Monday, May 20, 2024
HomeSpecial FeaturesSpecial SupplementWhat is an iPGCE and why you might want one

What is an iPGCE and why you might want one

This further bit of education can open a number of doors, as Melanie Butler explains

The UK’s International Post Graduate Certificates in Education, known as iPGCE or PGCEi, is the new kid on the block when it comes to qualifications for experienced EFL teachers looking to progress their international careers.

These courses are designed to be the international equivalent of a Post-Graduate Certificate of Education (PGCE), which is a one-year initial teacher education course conferring Qualified Teacher Status (QTS) in England, Wales and Ireland (in Scotland, which has a completely different education system from the rest of the UK, the equivalent is called a PGDE).

The international version is designed for people looking to work in the estimated 6,500 British-style international schools worldwide. It is not currently accepted as bestowing QTS in the UK, although it’s likely to be accepted in many independent schools (these have never been required to recruit only state-qualified teachers).

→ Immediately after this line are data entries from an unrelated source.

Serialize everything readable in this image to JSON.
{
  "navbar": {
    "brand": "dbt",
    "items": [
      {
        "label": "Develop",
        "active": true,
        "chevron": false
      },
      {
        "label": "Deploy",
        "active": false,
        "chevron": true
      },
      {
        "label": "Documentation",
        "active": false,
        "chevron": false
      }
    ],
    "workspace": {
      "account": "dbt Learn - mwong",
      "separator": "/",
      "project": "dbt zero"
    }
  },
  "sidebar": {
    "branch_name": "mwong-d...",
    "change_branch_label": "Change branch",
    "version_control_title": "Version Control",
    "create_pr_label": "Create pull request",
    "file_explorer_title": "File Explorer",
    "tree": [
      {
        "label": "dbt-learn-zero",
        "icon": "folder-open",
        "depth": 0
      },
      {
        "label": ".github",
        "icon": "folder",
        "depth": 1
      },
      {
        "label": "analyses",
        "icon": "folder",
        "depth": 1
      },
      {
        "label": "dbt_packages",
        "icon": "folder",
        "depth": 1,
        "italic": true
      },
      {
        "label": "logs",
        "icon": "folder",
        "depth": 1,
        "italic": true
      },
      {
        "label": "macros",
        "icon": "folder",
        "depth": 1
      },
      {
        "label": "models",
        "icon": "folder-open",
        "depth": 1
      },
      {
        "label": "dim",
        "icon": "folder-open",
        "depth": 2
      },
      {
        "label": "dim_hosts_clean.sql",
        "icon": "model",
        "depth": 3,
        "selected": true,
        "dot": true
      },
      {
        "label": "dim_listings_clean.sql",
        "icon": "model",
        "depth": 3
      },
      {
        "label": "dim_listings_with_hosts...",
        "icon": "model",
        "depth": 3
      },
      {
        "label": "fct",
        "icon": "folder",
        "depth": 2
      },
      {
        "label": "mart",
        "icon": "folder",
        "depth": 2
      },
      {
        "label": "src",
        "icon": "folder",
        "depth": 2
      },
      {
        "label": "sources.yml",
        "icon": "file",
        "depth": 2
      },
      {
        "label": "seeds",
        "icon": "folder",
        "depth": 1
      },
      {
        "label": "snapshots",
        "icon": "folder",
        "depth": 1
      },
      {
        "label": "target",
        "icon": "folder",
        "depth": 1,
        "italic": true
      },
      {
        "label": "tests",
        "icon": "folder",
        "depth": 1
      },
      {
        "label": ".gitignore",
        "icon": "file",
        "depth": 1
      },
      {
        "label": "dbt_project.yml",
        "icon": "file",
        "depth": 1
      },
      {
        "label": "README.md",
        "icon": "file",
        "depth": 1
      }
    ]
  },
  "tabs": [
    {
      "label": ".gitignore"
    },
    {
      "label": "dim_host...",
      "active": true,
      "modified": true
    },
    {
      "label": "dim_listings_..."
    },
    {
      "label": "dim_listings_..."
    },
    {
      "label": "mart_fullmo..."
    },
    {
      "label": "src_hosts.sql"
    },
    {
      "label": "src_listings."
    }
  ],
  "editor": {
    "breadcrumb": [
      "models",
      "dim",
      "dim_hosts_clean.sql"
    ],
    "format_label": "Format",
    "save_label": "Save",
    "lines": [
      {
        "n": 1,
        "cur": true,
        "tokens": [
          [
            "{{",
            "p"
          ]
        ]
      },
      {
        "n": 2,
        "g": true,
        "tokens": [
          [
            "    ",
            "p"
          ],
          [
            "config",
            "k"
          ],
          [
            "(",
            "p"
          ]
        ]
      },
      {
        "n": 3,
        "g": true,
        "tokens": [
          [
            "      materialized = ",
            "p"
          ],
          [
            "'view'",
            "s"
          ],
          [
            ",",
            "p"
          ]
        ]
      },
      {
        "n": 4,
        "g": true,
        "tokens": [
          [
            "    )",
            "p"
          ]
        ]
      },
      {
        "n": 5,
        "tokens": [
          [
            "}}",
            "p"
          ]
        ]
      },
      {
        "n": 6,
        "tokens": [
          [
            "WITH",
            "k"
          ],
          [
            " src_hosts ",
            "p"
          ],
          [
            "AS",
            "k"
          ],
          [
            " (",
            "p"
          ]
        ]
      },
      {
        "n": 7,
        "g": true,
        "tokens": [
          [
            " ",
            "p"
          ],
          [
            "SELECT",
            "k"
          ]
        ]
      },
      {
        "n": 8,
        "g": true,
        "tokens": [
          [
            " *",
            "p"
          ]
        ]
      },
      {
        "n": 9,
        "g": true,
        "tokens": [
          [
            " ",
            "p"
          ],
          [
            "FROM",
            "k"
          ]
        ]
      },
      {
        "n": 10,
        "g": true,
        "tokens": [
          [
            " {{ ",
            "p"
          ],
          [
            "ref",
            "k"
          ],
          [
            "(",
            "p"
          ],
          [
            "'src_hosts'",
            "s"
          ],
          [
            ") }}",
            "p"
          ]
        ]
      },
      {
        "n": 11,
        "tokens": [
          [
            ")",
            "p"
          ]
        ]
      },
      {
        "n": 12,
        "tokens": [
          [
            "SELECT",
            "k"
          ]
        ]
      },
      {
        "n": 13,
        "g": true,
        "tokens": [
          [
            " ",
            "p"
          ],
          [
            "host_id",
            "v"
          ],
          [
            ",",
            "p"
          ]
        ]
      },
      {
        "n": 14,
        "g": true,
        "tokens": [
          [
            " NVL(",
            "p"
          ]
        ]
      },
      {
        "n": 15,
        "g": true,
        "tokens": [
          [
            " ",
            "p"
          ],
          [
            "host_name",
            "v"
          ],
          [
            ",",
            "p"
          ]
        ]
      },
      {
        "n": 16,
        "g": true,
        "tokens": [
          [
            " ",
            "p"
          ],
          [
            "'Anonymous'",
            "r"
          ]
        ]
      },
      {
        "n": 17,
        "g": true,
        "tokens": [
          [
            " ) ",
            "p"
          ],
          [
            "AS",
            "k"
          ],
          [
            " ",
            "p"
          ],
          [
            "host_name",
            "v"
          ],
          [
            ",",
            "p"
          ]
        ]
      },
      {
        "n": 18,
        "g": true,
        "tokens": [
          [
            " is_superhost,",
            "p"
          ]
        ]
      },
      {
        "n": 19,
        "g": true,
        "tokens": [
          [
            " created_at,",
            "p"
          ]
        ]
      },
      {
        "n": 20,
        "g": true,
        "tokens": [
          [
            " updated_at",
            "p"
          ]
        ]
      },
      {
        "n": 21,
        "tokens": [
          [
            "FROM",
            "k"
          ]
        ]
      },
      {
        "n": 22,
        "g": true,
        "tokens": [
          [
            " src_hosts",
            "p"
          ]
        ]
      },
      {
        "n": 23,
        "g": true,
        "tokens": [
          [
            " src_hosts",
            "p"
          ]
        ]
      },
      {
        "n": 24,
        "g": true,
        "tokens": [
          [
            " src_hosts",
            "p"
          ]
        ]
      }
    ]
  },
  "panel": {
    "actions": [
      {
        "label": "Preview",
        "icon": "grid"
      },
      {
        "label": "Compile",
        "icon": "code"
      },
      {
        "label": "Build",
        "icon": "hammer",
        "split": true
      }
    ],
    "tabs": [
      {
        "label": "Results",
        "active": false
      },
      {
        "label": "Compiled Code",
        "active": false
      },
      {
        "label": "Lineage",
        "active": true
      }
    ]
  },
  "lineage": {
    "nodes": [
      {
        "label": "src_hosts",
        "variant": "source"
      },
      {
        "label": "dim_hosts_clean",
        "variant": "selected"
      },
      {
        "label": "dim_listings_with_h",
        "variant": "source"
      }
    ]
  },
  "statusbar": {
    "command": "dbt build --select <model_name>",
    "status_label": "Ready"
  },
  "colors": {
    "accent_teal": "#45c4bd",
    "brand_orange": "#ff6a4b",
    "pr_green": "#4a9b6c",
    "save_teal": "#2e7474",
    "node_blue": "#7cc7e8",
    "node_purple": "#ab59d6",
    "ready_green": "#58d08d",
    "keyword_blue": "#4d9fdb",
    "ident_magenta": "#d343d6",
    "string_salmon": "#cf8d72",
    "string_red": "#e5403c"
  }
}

Currently, 560,000 teachers worldwide are employed by English medium international schools, around half of them in British-style schools. To put that in context, in 2022, there were 563,831 full-time teachers working in UK state schools.

In the next 10 years, the Council of British International Schools (COBIS) estimate another 160,000 teachers will be needed in British curriculum international schools. Unless a third of the British teacher workforce quits and moves abroad, the international schools are going to have to look elsewhere for teachers who can be retrained to fill the vacancies. The main options are local teachers, third-country nationals or EFL teachers.

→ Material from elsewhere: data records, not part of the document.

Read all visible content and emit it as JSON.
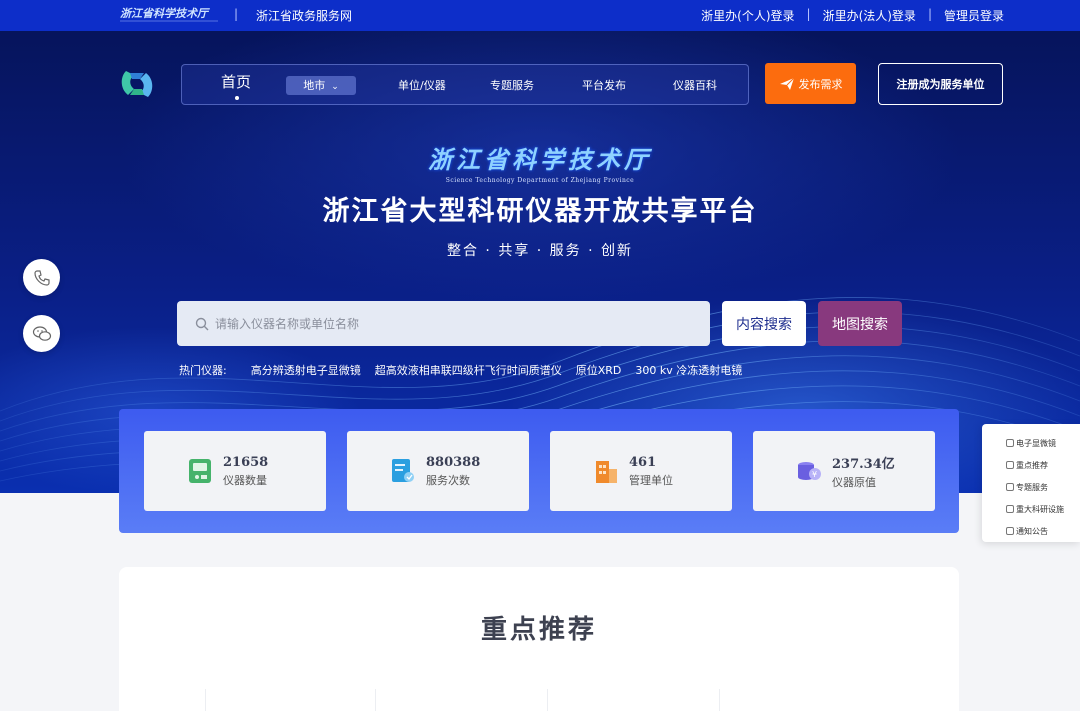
{
  "topbar": {
    "gov_logo_text": "浙江省科学技术厅",
    "govnet": "浙江省政务服务网",
    "login_personal": "浙里办(个人)登录",
    "login_legal": "浙里办(法人)登录",
    "login_admin": "管理员登录"
  },
  "nav": {
    "home": "首页",
    "city": "地市",
    "items": [
      "单位/仪器",
      "专题服务",
      "平台发布",
      "仪器百科"
    ]
  },
  "actions": {
    "publish": "发布需求",
    "register": "注册成为服务单位"
  },
  "hero": {
    "dept_calligraphy": "浙江省科学技术厅",
    "dept_english": "Science Technology Department of Zhejiang Province",
    "title": "浙江省大型科研仪器开放共享平台",
    "slogan": "整合 · 共享 · 服务 · 创新"
  },
  "search": {
    "placeholder": "请输入仪器名称或单位名称",
    "content_btn": "内容搜索",
    "map_btn": "地图搜索"
  },
  "hot": {
    "label": "热门仪器:",
    "items": [
      "高分辨透射电子显微镜",
      "超高效液相串联四级杆飞行时间质谱仪",
      "原位XRD",
      "300 kv 冷冻透射电镜"
    ]
  },
  "stats": [
    {
      "value": "21658",
      "label": "仪器数量",
      "icon": "instrument-icon",
      "color": "#45b36b"
    },
    {
      "value": "880388",
      "label": "服务次数",
      "icon": "service-icon",
      "color": "#2b9fe0"
    },
    {
      "value": "461",
      "label": "管理单位",
      "icon": "building-icon",
      "color": "#f08a2c"
    },
    {
      "value": "237.34亿",
      "label": "仪器原值",
      "icon": "coins-icon",
      "color": "#6a5fe0"
    }
  ],
  "float_menu": [
    "电子显微镜",
    "重点推荐",
    "专题服务",
    "重大科研设施",
    "通知公告"
  ],
  "recommend": {
    "title": "重点推荐"
  },
  "colors": {
    "topbar": "#0d2ec9",
    "publish": "#fc6c0e",
    "map_btn": "#88397e"
  }
}
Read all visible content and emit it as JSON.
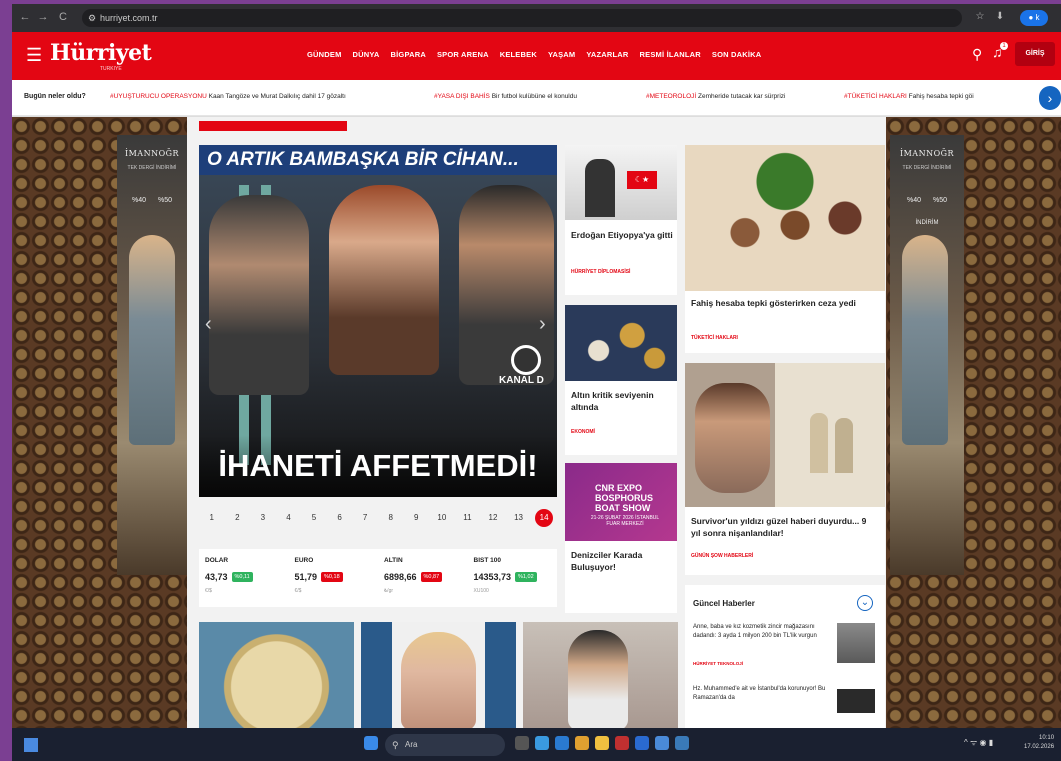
{
  "browser": {
    "url": "hurriyet.com.tr",
    "back": "←",
    "forward": "→",
    "reload": "C",
    "star": "☆",
    "profile": "● k"
  },
  "header": {
    "logo": "Hürriyet",
    "logo_sub": "TURKIYE",
    "nav": [
      "GÜNDEM",
      "DÜNYA",
      "BİGPARA",
      "SPOR ARENA",
      "KELEBEK",
      "YAŞAM",
      "YAZARLAR",
      "RESMİ İLANLAR",
      "SON DAKİKA"
    ],
    "login": "GİRİŞ"
  },
  "ticker": {
    "label": "Bugün neler oldu?",
    "items": [
      {
        "tag": "#UYUŞTURUCU OPERASYONU",
        "text": "Kaan Tangöze ve Murat Dalkılıç dahil 17 gözaltı"
      },
      {
        "tag": "#YASA DIŞI BAHİS",
        "text": "Bir futbol kulübüne el konuldu"
      },
      {
        "tag": "#METEOROLOJİ",
        "text": "Zemheride tutacak kar sürprizi"
      },
      {
        "tag": "#TÜKETİCİ HAKLARI",
        "text": "Fahiş hesaba tepki göi"
      }
    ]
  },
  "ads": {
    "left": {
      "brand": "İMANNOĞR",
      "sub": "TEK DERGİ İNDİRİMİ",
      "pct": "%40 %50"
    },
    "right": {
      "brand": "İMANNOĞR",
      "sub": "TEK DERGİ İNDİRİMİ",
      "pct": "%40 %50",
      "extra": "İNDİRİM"
    }
  },
  "hero": {
    "top_text": "O ARTIK BAMBAŞKA BİR CİHAN...",
    "bottom_text": "İHANETİ AFFETMEDİ!",
    "channel": "KANAL D",
    "pages": [
      "1",
      "2",
      "3",
      "4",
      "5",
      "6",
      "7",
      "8",
      "9",
      "10",
      "11",
      "12",
      "13",
      "14"
    ],
    "active_page": "14"
  },
  "market": [
    {
      "name": "DOLAR",
      "value": "43,73",
      "change": "%0,11",
      "dir": "up",
      "sub": "€/$"
    },
    {
      "name": "EURO",
      "value": "51,79",
      "change": "%0,18",
      "dir": "down",
      "sub": "€/$"
    },
    {
      "name": "ALTIN",
      "value": "6898,66",
      "change": "%0,87",
      "dir": "down",
      "sub": "₺/gr"
    },
    {
      "name": "BIST 100",
      "value": "14353,73",
      "change": "%1,02",
      "dir": "up",
      "sub": "XU100"
    }
  ],
  "cards": {
    "c1": {
      "title": "Erdoğan Etiyopya'ya gitti",
      "category": "HÜRRİYET DİPLOMASİSİ",
      "flag": "☾★"
    },
    "c2": {
      "title": "Altın kritik seviyenin altında",
      "category": "EKONOMİ"
    },
    "c3": {
      "ad_title": "CNR EXPO BOSPHORUS BOAT SHOW",
      "ad_date": "21-26 ŞUBAT 2026 İSTANBUL FUAR MERKEZİ",
      "title": "Denizciler Karada Buluşuyor!"
    },
    "c4": {
      "title": "Fahiş hesaba tepki gösterirken ceza yedi",
      "category": "TÜKETİCİ HAKLARI"
    },
    "c5": {
      "title": "Survivor'un yıldızı güzel haberi duyurdu... 9 yıl sonra nişanlandılar!",
      "category": "GÜNÜN ŞOW HABERLERİ"
    }
  },
  "guncel": {
    "title": "Güncel Haberler",
    "items": [
      {
        "text": "Anne, baba ve kız kozmetik zincir mağazasını dadandı: 3 ayda 1 milyon 200 bin TL'lik vurgun",
        "category": "HÜRRİYET TEKNOLOJİ"
      },
      {
        "text": "Hz. Muhammed'e ait ve İstanbul'da korunuyor! Bu Ramazan'da da",
        "category": ""
      }
    ]
  },
  "taskbar": {
    "search": "Ara",
    "tray": "^ ᯤ ◉ ▮",
    "time": "10:10",
    "date": "17.02.2026"
  },
  "colors": {
    "brand": "#e30613",
    "accent": "#1565c0",
    "up": "#2fb35e"
  }
}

For those planning to teach English language in this sector there is still a bias, largely among parents, towards native-speaker teachers. This is less the case for those also teaching other academic subjects, such as maths, history or other foreign languages. It may be unjustified by any evidence, but it is all too often the case.

Why would an EFL teacher want to switch into this sector? Because only the university sector pays teachers anywhere near as well. Plus, the terms and conditions often include free housing, free healthcare and free flights home at least once a year.

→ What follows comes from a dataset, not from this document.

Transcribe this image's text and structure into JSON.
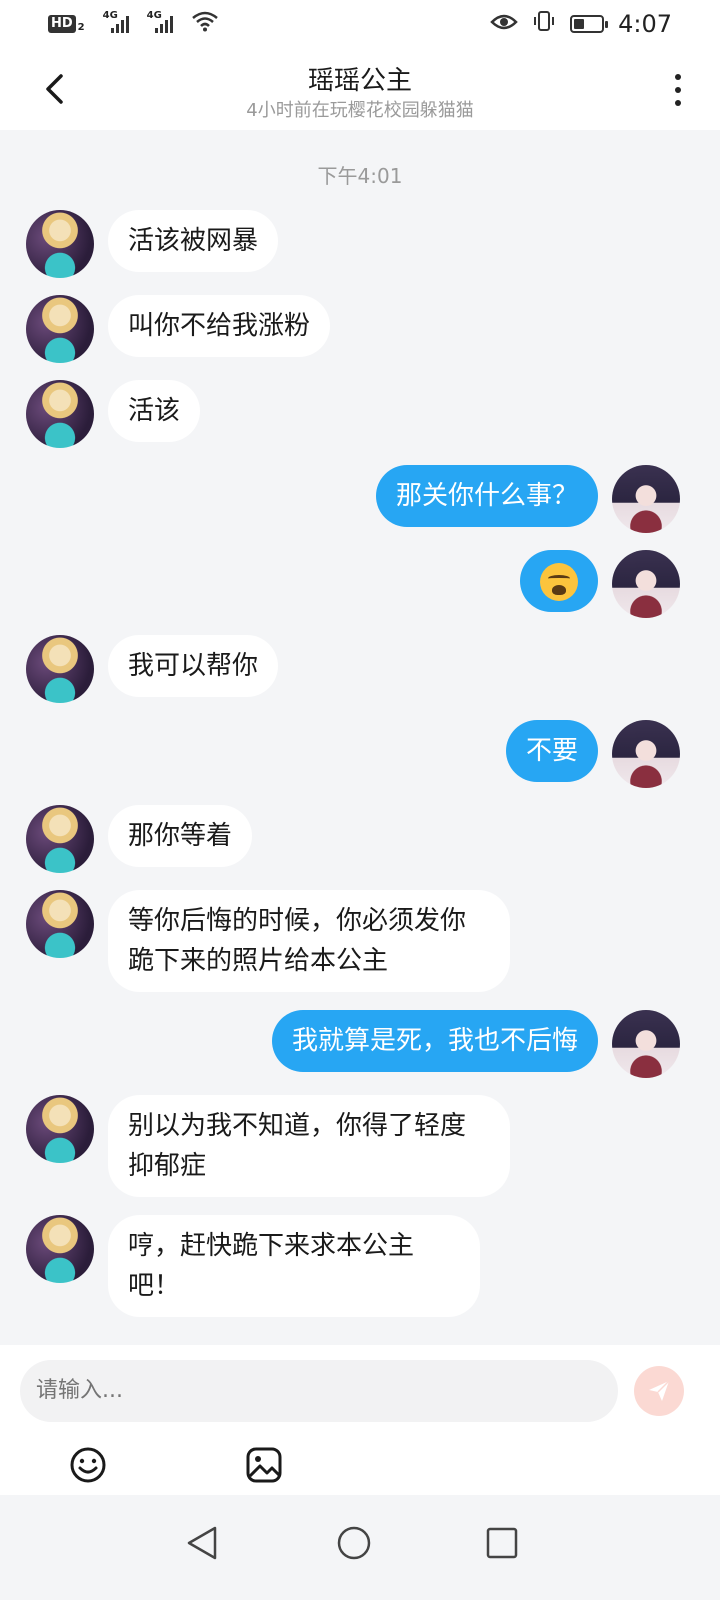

So, which UK universities offer iPGCEs? Unsurprisingly, the list includes many of those that feature in our Master’s listings, including those that do well at educational research. The University of Nottingham, for example, offers the course through partners in 11 regional hubs in Europe and Asia, with an induction day and 11 months of online courses. Fees vary by centre, but most are around £4,500.

The PGCEi at the University of Bath, which also runs a well-established Master’s in International Education and a programme for IB teachers, offers blended learning with a face-to-face element both in Bath and in their study centres at their partner international schools throughout the Middle East. The price for 2022-2023 was £3,400.

Sheffield, by contrast, is entirely online and requires applicants to be teaching or to have access to classes they can work with. It is a mix of asynchronous input sessions and interactive online seminars, and costs £4,333.

A number of courses require teachers to be working in the field. The University of Buckingham, for instance, has a long-established 37-week course for £4,475 (including registration) with this requirement; and the University of Leicester’s iPGCE (£4,700) provides its own partner schools and universities to work with students.

The courses have a wide variety of focuses. Teeside (£4,500) is designed to cover all the sectors in international education, Derby (£2625) has a mandatory module in curriculum design and Buckingham (see above) focuses in on different academic subjects.

While most of the courses are run in England – the one in Northern Ireland has closed – Strathclyde in Scotland has one covering bilingual schools as well as English medium, which welcomes teaching assistants and EAL teachers as long as they are currently working at full curriculum schools.

There are a small number of these courses which cost more than £6,000, but generally they come in at around the same price as a Cambridge DELTA. For those who are globally mobile, prefer teaching children and want a classroom career, they offer much better job prospects than the private language school sector.

Their main disadvantage, at least to those teachers from the UK or with the right to work here, is that they do not currently give you Qualified Teacher Status. Both Buckingham and Derby have an existing distance QTS add-on for practising teachers, which takes a couple of years. And for the first time the Government has given permission to the University of Sunderland to a pilot an International PGCE which awards QTS at the same cost as the fees paid for by all teachers in England, which is £9,250.

Melanie Butler
Melanie Butler
Melanie started teaching EFL in Iran in 1975. She worked for the BBC World Service, Pearson/Longman and MET magazine before taking over at the Gazette in 1987 and also launching Study Travel magazine. Educated in ten schools in seven countries, she speaks fluent French and Spanish and rather rusty Italian.
- Advertisment -

Latest Posts